Here are some incredible ideas that the teachers from Forestville Road Elemenary School shared in their session:
In Literacy, kids can retell a story, make costume for Dash to retell the story, explore the setting of story and create a map for Dash to go through based on the story. In science, have students travel at different speeds to knock down a tower to focus on force and motion. Students can build a “body part” for Dash that will give him new abilities. There are ways to build with Legos on top of Spheros. Ex. Create a butler Dash to bring snacks and drinks to others. The kids can program Dash to go to points on a paper timeline and have it stop to tell important information at each point. Dash can be programmed to line dance. Pick a song from GoNoodle.com and create a line dance for Dash (more forward, left,right, lights to represent claps) then they have to line up and dance with Dash! The xylophone attachment is awesome to have kids program a song.

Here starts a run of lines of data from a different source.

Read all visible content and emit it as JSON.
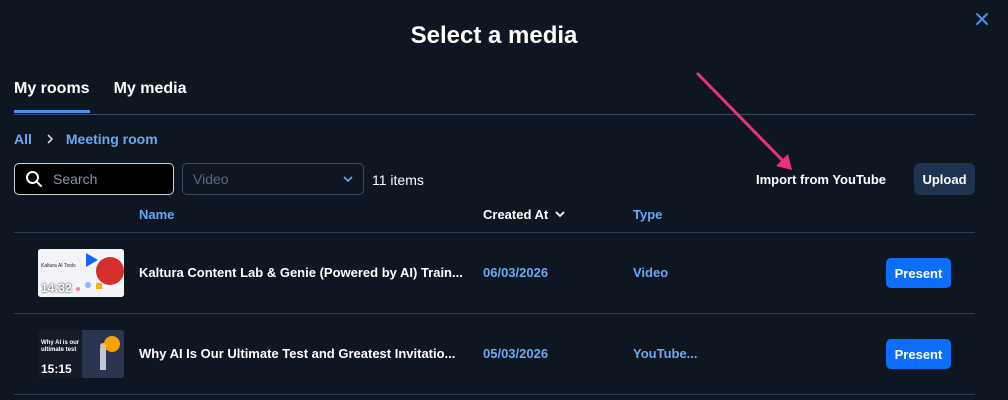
{
  "dialog": {
    "title": "Select a media"
  },
  "tabs": [
    {
      "label": "My rooms",
      "active": true
    },
    {
      "label": "My media",
      "active": false
    }
  ],
  "breadcrumb": {
    "root": "All",
    "current": "Meeting room"
  },
  "filters": {
    "search_placeholder": "Search",
    "type_select_value": "Video",
    "item_count": "11 items"
  },
  "actions": {
    "import_label": "Import from YouTube",
    "upload_label": "Upload"
  },
  "table": {
    "headers": {
      "name": "Name",
      "created": "Created At",
      "type": "Type"
    },
    "rows": [
      {
        "thumb_duration": "14:32",
        "thumb_caption": "Kaltura AI Tools",
        "name": "Kaltura Content Lab & Genie (Powered by AI) Train...",
        "created": "06/03/2026",
        "type": "Video",
        "action": "Present"
      },
      {
        "thumb_duration": "15:15",
        "thumb_caption": "Why AI is our ultimate test",
        "name": "Why AI Is Our Ultimate Test and Greatest Invitatio...",
        "created": "05/03/2026",
        "type": "YouTube...",
        "action": "Present"
      }
    ]
  },
  "colors": {
    "background": "#0e1621",
    "accent": "#0d6efd",
    "link": "#6aa9f5",
    "annotation_arrow": "#e8337a"
  },
  "icons": [
    "close-icon",
    "search-icon",
    "chevron-down-icon",
    "sort-down-icon",
    "annotation-arrow-icon"
  ]
}
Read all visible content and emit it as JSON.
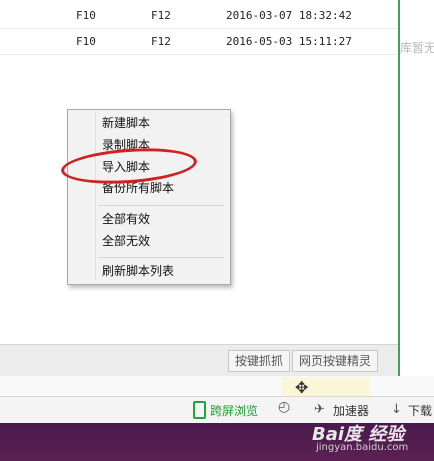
{
  "table": {
    "rows": [
      {
        "hotkey_start": "F10",
        "hotkey_stop": "F12",
        "datetime": "2016-03-07 18:32:42"
      },
      {
        "hotkey_start": "F10",
        "hotkey_stop": "F12",
        "datetime": "2016-05-03 15:11:27"
      }
    ]
  },
  "side_panel": {
    "text": "库暂无"
  },
  "context_menu": {
    "items": [
      "新建脚本",
      "录制脚本",
      "导入脚本",
      "备份所有脚本",
      "全部有效",
      "全部无效",
      "刷新脚本列表"
    ],
    "highlighted": "导入脚本"
  },
  "panel_toolbar": {
    "capture_label": "按键抓抓",
    "wizard_label": "网页按键精灵"
  },
  "status_bar": {
    "split_view_label": "跨屏浏览",
    "accelerator_label": "加速器",
    "download_label": "下载"
  },
  "icons": {
    "move": "move-arrows-icon",
    "phone": "phone-icon",
    "clock": "clock-icon",
    "rocket": "rocket-icon",
    "download": "download-arrow-icon"
  },
  "watermark": {
    "logo": "Bai度 经验",
    "url": "jingyan.baidu.com"
  },
  "colors": {
    "accent_green": "#3fa34d",
    "highlight_red": "#d0201f",
    "desktop_purple": "#4a1a4b"
  }
}
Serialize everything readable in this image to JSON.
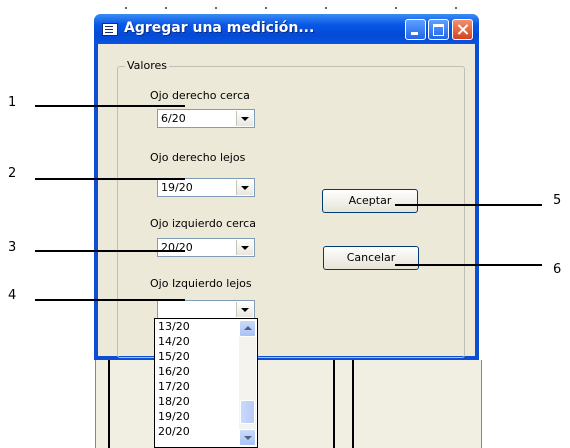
{
  "window": {
    "title": "Agregar una medición...",
    "group_label": "Valores"
  },
  "fields": [
    {
      "label": "Ojo derecho cerca",
      "value": "6/20"
    },
    {
      "label": "Ojo derecho lejos",
      "value": "19/20"
    },
    {
      "label": "Ojo izquierdo cerca",
      "value": "20/20"
    },
    {
      "label": "Ojo Izquierdo lejos",
      "value": ""
    }
  ],
  "buttons": {
    "accept": "Aceptar",
    "cancel": "Cancelar"
  },
  "dropdown_list": [
    "13/20",
    "14/20",
    "15/20",
    "16/20",
    "17/20",
    "18/20",
    "19/20",
    "20/20"
  ],
  "callouts": [
    "1",
    "2",
    "3",
    "4",
    "5",
    "6"
  ]
}
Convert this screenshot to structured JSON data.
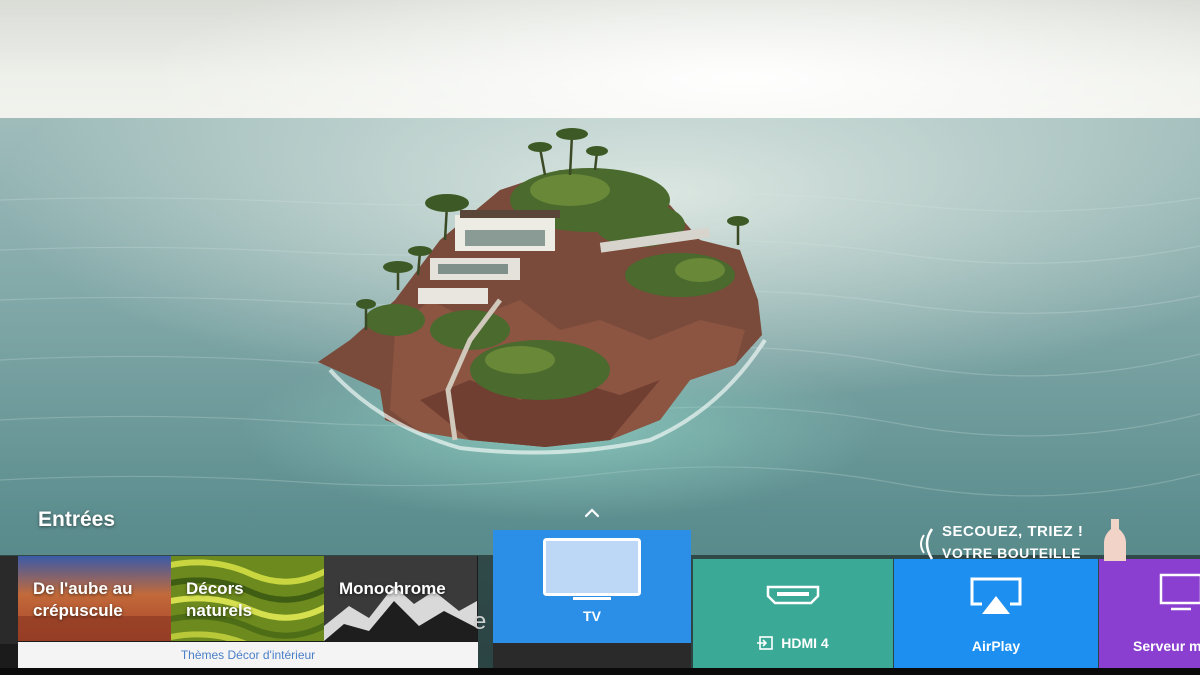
{
  "section": {
    "title": "Entrées"
  },
  "ambient": {
    "tiles": [
      {
        "label_line1": "De l'aube au",
        "label_line2": "crépuscule"
      },
      {
        "label_line1": "Décors",
        "label_line2": "naturels"
      },
      {
        "label_line1": "Monochrome",
        "label_line2": ""
      }
    ],
    "subtitle": "Thèmes Décor d'intérieur",
    "peek_text": "e"
  },
  "sources": [
    {
      "label": "TV",
      "icon": "tv-icon",
      "color": "#2b8fe8",
      "state": "focused"
    },
    {
      "label": "HDMI 4",
      "icon": "hdmi-icon",
      "color": "#3aa996"
    },
    {
      "label": "AirPlay",
      "icon": "airplay-icon",
      "color": "#1c8ff0"
    },
    {
      "label": "Serveur m",
      "icon": "media-server-icon",
      "color": "#8a3fd0"
    }
  ],
  "promo": {
    "line1": "SECOUEZ, TRIEZ !",
    "line2": "VOTRE BOUTEILLE"
  }
}
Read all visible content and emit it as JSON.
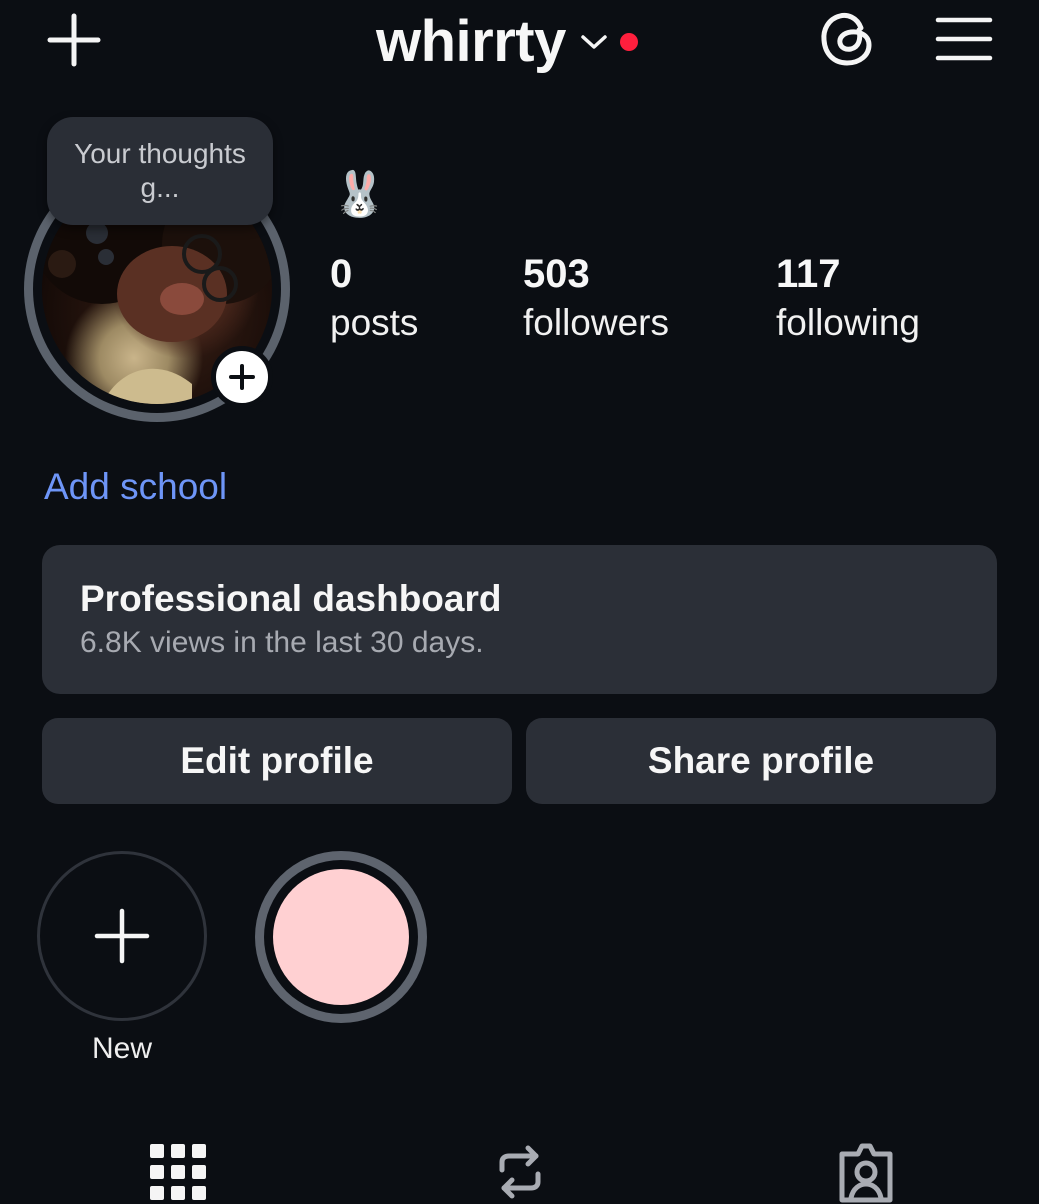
{
  "header": {
    "username": "whirrty",
    "has_notification_dot": true,
    "icons": [
      "plus-icon",
      "chevron-down-icon",
      "threads-icon",
      "menu-icon"
    ]
  },
  "profile": {
    "note_bubble": "Your thoughts g...",
    "note_emoji": "🐰",
    "stats": [
      {
        "value": "0",
        "label": "posts"
      },
      {
        "value": "503",
        "label": "followers"
      },
      {
        "value": "117",
        "label": "following"
      }
    ],
    "add_school": "Add school"
  },
  "dashboard": {
    "title": "Professional dashboard",
    "subtitle": "6.8K views in the last 30 days."
  },
  "buttons": {
    "edit": "Edit profile",
    "share": "Share profile"
  },
  "highlights": {
    "new_label": "New",
    "pink_color": "#ffd0d2"
  },
  "tabs": [
    "grid-icon",
    "reels-repost-icon",
    "tagged-icon"
  ],
  "colors": {
    "background": "#0b0e13",
    "card": "#2b2f37",
    "link": "#6e95f7",
    "notification": "#ff1f3d"
  }
}
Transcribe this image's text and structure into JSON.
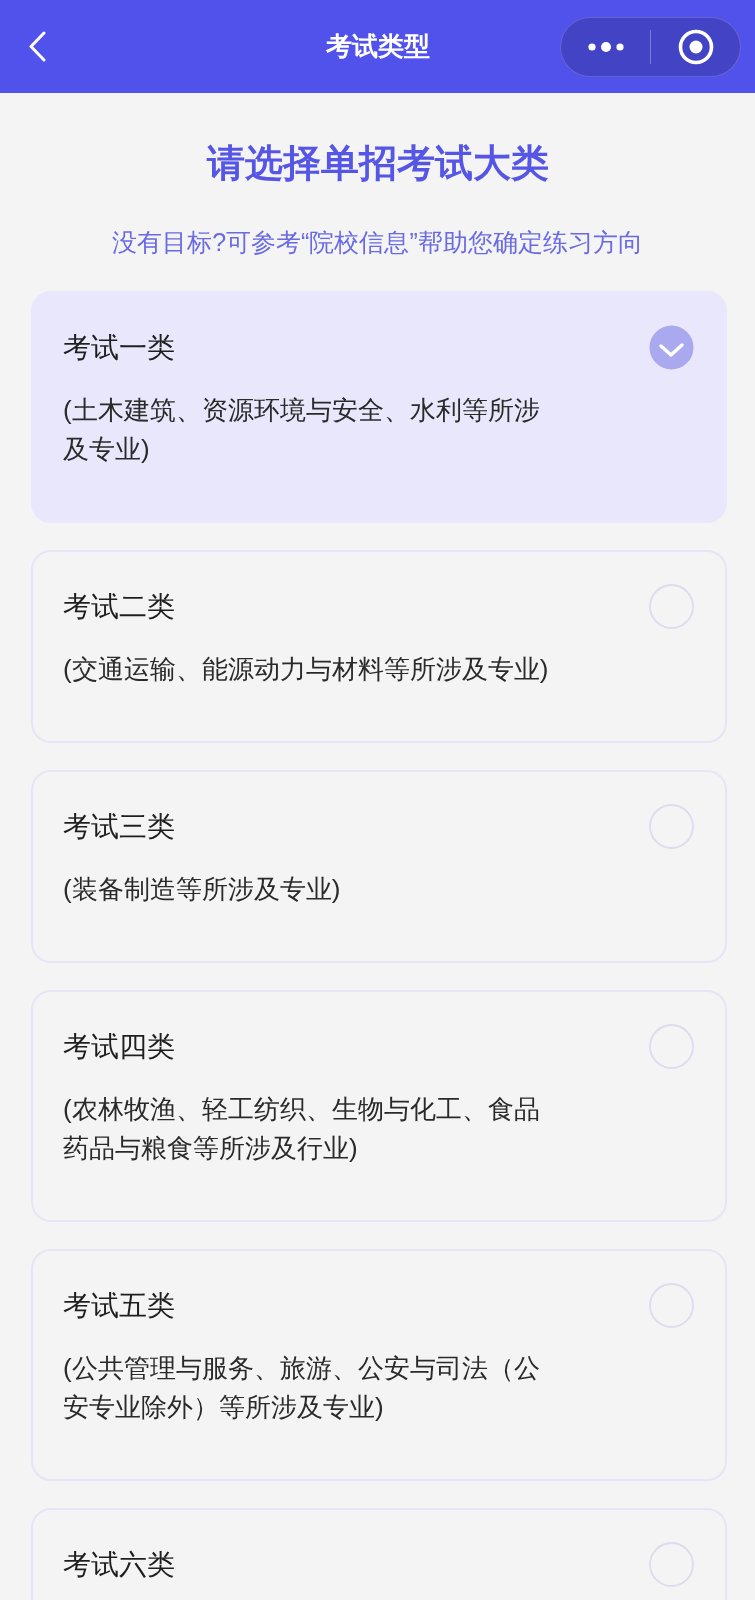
{
  "nav_bar": {
    "title": "考试类型"
  },
  "heading": "请选择单招考试大类",
  "hint": "没有目标?可参考“院校信息”帮助您确定练习方向",
  "categories": [
    {
      "title": "考试一类",
      "description_lines": [
        "(土木建筑、资源环境与安全、水利等所涉",
        "及专业)"
      ],
      "selected": true
    },
    {
      "title": "考试二类",
      "description_lines": [
        "(交通运输、能源动力与材料等所涉及专业)"
      ],
      "selected": false
    },
    {
      "title": "考试三类",
      "description_lines": [
        "(装备制造等所涉及专业)"
      ],
      "selected": false
    },
    {
      "title": "考试四类",
      "description_lines": [
        "(农林牧渔、轻工纺织、生物与化工、食品",
        "药品与粮食等所涉及行业)"
      ],
      "selected": false
    },
    {
      "title": "考试五类",
      "description_lines": [
        "(公共管理与服务、旅游、公安与司法（公",
        "安专业除外）等所涉及专业)"
      ],
      "selected": false
    },
    {
      "title": "考试六类",
      "selected": false
    }
  ]
}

Here is a great idea called “Trick or Treating with Dash” – The teacher made a 15 foot Wonder Way and placed 8 houses on it along the path which has signs that has the type of candy that will be given out. Each child had a job:
Each child had chance to program Dash to get to the house that they wanted to go to. They kept commands on a chart at first. They had to program the Dash robot to roll to their chosen house, program a doorbell sound, record their voice saying “Trick or Treat?” and program Dash to get back to start. They would look at what they wrote and troubleshoot to see what worked and what didn’t to get Dash to his destination. Those who did all the steps, got to design a costume for Dash.
The Wonder League is a competition that students can do that has challenges. You can use mats such as a Twister Board, vinyl tablecloth, tape on the floor (use tiles as a guide) or print banners.
She also charges multiple Dash robots with a USB charger that has 12 USB ports and stores them in mini boxes. The Dash robots do spin sometimes as they are charging.
NCTIES is a place to wrap my head around innovative lessons and always supports me in developing ideas for the future in my classroom.